## Provided records
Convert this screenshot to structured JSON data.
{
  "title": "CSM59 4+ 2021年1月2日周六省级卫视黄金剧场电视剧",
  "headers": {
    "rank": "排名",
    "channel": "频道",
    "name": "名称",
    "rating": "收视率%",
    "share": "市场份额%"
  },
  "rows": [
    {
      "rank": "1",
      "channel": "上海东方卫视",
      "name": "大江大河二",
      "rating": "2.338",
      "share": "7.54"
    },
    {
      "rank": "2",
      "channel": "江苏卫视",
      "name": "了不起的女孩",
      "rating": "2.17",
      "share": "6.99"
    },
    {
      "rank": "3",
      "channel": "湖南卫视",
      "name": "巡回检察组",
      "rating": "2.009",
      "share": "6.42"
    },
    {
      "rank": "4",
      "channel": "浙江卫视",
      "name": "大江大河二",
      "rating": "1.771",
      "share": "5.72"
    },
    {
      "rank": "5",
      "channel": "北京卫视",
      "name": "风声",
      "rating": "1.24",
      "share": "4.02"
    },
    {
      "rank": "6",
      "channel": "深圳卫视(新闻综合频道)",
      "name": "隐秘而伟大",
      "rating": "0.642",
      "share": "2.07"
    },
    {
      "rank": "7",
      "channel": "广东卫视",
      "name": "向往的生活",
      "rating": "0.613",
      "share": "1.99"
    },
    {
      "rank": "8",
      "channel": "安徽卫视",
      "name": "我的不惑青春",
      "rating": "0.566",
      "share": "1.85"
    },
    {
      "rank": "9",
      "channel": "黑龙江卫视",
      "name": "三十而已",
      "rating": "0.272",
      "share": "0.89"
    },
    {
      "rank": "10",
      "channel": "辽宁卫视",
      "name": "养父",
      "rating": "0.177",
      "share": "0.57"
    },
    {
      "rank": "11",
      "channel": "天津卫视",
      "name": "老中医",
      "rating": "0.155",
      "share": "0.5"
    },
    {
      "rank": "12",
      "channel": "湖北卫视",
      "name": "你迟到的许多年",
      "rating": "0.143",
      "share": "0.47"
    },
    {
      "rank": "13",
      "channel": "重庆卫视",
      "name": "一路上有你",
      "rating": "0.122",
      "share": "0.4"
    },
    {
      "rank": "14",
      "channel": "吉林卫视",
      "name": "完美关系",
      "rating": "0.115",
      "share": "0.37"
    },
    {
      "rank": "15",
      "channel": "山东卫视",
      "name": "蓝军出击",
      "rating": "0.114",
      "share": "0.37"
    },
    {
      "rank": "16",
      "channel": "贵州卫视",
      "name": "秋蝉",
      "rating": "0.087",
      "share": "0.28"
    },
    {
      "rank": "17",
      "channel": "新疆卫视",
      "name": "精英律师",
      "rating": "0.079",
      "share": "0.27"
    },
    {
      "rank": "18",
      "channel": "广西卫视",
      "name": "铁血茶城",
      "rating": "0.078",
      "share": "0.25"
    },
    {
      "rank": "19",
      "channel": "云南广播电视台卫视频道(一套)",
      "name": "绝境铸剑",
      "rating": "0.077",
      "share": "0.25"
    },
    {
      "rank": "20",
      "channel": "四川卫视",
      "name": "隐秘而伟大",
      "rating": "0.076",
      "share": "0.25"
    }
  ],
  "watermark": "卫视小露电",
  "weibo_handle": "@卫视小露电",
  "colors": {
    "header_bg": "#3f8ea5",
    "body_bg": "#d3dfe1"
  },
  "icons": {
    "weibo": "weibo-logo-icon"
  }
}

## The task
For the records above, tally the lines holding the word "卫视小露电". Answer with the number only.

## Response for this exercise
2